#### Assignment:
Each record has to be returned exactly as it appears.

#### Input:
┌──
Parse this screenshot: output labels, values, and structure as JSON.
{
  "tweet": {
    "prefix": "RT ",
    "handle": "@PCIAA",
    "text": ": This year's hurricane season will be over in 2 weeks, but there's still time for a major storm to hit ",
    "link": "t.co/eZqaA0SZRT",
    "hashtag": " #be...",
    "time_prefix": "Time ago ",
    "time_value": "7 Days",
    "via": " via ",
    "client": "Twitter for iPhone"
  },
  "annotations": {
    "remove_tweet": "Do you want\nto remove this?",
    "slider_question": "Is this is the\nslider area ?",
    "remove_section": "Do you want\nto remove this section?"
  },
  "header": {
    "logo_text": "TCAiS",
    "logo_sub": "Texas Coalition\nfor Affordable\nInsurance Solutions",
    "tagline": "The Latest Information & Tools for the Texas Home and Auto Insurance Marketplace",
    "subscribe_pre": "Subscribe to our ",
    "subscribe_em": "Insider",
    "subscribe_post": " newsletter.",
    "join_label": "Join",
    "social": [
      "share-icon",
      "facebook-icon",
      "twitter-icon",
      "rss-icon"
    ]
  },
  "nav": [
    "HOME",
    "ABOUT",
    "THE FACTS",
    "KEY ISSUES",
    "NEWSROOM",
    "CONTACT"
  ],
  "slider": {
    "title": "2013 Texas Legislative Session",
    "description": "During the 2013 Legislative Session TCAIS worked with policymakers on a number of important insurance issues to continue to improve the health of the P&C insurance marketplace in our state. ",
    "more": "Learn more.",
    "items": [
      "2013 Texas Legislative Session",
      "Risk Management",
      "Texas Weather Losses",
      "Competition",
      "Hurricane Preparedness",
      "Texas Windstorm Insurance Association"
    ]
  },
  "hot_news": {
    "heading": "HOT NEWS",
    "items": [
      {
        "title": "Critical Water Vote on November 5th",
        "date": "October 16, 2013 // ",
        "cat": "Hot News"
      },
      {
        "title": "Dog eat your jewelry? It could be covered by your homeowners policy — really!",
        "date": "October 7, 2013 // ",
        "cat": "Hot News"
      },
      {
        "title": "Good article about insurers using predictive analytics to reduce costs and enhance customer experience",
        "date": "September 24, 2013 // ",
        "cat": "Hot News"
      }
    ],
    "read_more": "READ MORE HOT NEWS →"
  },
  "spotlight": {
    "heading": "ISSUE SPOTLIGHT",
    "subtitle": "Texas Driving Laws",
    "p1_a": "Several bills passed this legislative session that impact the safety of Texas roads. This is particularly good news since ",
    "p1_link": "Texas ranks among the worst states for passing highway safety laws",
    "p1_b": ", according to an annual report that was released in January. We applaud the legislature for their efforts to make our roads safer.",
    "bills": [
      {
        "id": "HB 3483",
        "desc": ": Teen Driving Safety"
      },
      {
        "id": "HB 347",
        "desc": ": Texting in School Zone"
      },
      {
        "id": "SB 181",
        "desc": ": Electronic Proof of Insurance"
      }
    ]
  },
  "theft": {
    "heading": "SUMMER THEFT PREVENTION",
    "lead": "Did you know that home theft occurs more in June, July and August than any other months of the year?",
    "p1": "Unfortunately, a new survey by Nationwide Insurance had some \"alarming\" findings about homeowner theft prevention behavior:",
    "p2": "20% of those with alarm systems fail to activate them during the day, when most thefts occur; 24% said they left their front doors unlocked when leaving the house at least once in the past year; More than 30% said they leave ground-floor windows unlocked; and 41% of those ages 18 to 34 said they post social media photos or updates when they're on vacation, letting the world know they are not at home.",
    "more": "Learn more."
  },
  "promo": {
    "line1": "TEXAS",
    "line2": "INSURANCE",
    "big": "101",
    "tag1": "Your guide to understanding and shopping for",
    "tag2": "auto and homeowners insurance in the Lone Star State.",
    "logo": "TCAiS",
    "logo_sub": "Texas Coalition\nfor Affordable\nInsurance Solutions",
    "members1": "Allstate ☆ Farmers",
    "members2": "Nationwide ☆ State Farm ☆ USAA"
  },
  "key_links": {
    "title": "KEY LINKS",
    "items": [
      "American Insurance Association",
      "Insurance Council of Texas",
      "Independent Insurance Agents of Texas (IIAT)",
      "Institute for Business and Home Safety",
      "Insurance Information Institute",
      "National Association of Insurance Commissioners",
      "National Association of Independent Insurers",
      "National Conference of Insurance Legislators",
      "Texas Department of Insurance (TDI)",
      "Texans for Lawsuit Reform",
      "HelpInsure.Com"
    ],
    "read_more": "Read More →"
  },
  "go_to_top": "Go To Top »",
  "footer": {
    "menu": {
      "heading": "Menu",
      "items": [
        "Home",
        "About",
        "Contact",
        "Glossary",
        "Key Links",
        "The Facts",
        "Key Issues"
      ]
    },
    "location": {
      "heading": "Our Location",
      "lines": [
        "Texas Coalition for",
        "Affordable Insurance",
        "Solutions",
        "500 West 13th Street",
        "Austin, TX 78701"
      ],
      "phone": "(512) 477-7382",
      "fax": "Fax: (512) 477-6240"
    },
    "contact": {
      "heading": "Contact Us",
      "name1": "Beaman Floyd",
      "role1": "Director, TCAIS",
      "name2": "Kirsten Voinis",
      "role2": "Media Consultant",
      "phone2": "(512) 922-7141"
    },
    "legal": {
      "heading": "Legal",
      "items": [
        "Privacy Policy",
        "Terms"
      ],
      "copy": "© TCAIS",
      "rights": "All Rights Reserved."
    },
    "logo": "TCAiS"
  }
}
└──
#### Output for this exercise:
Parse this screenshot: output labels, values, and structure as JSON.
{
  "tweet": {
    "prefix": "RT ",
    "handle": "@PCIAA",
    "text": ": This year's hurricane season will be over in 2 weeks, but there's still time for a major storm to hit ",
    "link": "t.co/eZqaA0SZRT",
    "hashtag": " #be...",
    "time_prefix": "Time ago ",
    "time_value": "7 Days",
    "via": " via ",
    "client": "Twitter for iPhone"
  },
  "annotations": {
    "remove_tweet": "Do you want\nto remove this?",
    "slider_question": "Is this is the\nslider area ?",
    "remove_section": "Do you want\nto remove this section?"
  },
  "header": {
    "logo_text": "TCAiS",
    "logo_sub": "Texas Coalition\nfor Affordable\nInsurance Solutions",
    "tagline": "The Latest Information & Tools for the Texas Home and Auto Insurance Marketplace",
    "subscribe_pre": "Subscribe to our ",
    "subscribe_em": "Insider",
    "subscribe_post": " newsletter.",
    "join_label": "Join",
    "social": [
      "share-icon",
      "facebook-icon",
      "twitter-icon",
      "rss-icon"
    ]
  },
  "nav": [
    "HOME",
    "ABOUT",
    "THE FACTS",
    "KEY ISSUES",
    "NEWSROOM",
    "CONTACT"
  ],
  "slider": {
    "title": "2013 Texas Legislative Session",
    "description": "During the 2013 Legislative Session TCAIS worked with policymakers on a number of important insurance issues to continue to improve the health of the P&C insurance marketplace in our state. ",
    "more": "Learn more.",
    "items": [
      "2013 Texas Legislative Session",
      "Risk Management",
      "Texas Weather Losses",
      "Competition",
      "Hurricane Preparedness",
      "Texas Windstorm Insurance Association"
    ]
  },
  "hot_news": {
    "heading": "HOT NEWS",
    "items": [
      {
        "title": "Critical Water Vote on November 5th",
        "date": "October 16, 2013 // ",
        "cat": "Hot News"
      },
      {
        "title": "Dog eat your jewelry? It could be covered by your homeowners policy — really!",
        "date": "October 7, 2013 // ",
        "cat": "Hot News"
      },
      {
        "title": "Good article about insurers using predictive analytics to reduce costs and enhance customer experience",
        "date": "September 24, 2013 // ",
        "cat": "Hot News"
      }
    ],
    "read_more": "READ MORE HOT NEWS →"
  },
  "spotlight": {
    "heading": "ISSUE SPOTLIGHT",
    "subtitle": "Texas Driving Laws",
    "p1_a": "Several bills passed this legislative session that impact the safety of Texas roads. This is particularly good news since ",
    "p1_link": "Texas ranks among the worst states for passing highway safety laws",
    "p1_b": ", according to an annual report that was released in January. We applaud the legislature for their efforts to make our roads safer.",
    "bills": [
      {
        "id": "HB 3483",
        "desc": ": Teen Driving Safety"
      },
      {
        "id": "HB 347",
        "desc": ": Texting in School Zone"
      },
      {
        "id": "SB 181",
        "desc": ": Electronic Proof of Insurance"
      }
    ]
  },
  "theft": {
    "heading": "SUMMER THEFT PREVENTION",
    "lead": "Did you know that home theft occurs more in June, July and August than any other months of the year?",
    "p1": "Unfortunately, a new survey by Nationwide Insurance had some \"alarming\" findings about homeowner theft prevention behavior:",
    "p2": "20% of those with alarm systems fail to activate them during the day, when most thefts occur; 24% said they left their front doors unlocked when leaving the house at least once in the past year; More than 30% said they leave ground-floor windows unlocked; and 41% of those ages 18 to 34 said they post social media photos or updates when they're on vacation, letting the world know they are not at home.",
    "more": "Learn more."
  },
  "promo": {
    "line1": "TEXAS",
    "line2": "INSURANCE",
    "big": "101",
    "tag1": "Your guide to understanding and shopping for",
    "tag2": "auto and homeowners insurance in the Lone Star State.",
    "logo": "TCAiS",
    "logo_sub": "Texas Coalition\nfor Affordable\nInsurance Solutions",
    "members1": "Allstate ☆ Farmers",
    "members2": "Nationwide ☆ State Farm ☆ USAA"
  },
  "key_links": {
    "title": "KEY LINKS",
    "items": [
      "American Insurance Association",
      "Insurance Council of Texas",
      "Independent Insurance Agents of Texas (IIAT)",
      "Institute for Business and Home Safety",
      "Insurance Information Institute",
      "National Association of Insurance Commissioners",
      "National Association of Independent Insurers",
      "National Conference of Insurance Legislators",
      "Texas Department of Insurance (TDI)",
      "Texans for Lawsuit Reform",
      "HelpInsure.Com"
    ],
    "read_more": "Read More →"
  },
  "go_to_top": "Go To Top »",
  "footer": {
    "menu": {
      "heading": "Menu",
      "items": [
        "Home",
        "About",
        "Contact",
        "Glossary",
        "Key Links",
        "The Facts",
        "Key Issues"
      ]
    },
    "location": {
      "heading": "Our Location",
      "lines": [
        "Texas Coalition for",
        "Affordable Insurance",
        "Solutions",
        "500 West 13th Street",
        "Austin, TX 78701"
      ],
      "phone": "(512) 477-7382",
      "fax": "Fax: (512) 477-6240"
    },
    "contact": {
      "heading": "Contact Us",
      "name1": "Beaman Floyd",
      "role1": "Director, TCAIS",
      "name2": "Kirsten Voinis",
      "role2": "Media Consultant",
      "phone2": "(512) 922-7141"
    },
    "legal": {
      "heading": "Legal",
      "items": [
        "Privacy Policy",
        "Terms"
      ],
      "copy": "© TCAIS",
      "rights": "All Rights Reserved."
    },
    "logo": "TCAiS"
  }
}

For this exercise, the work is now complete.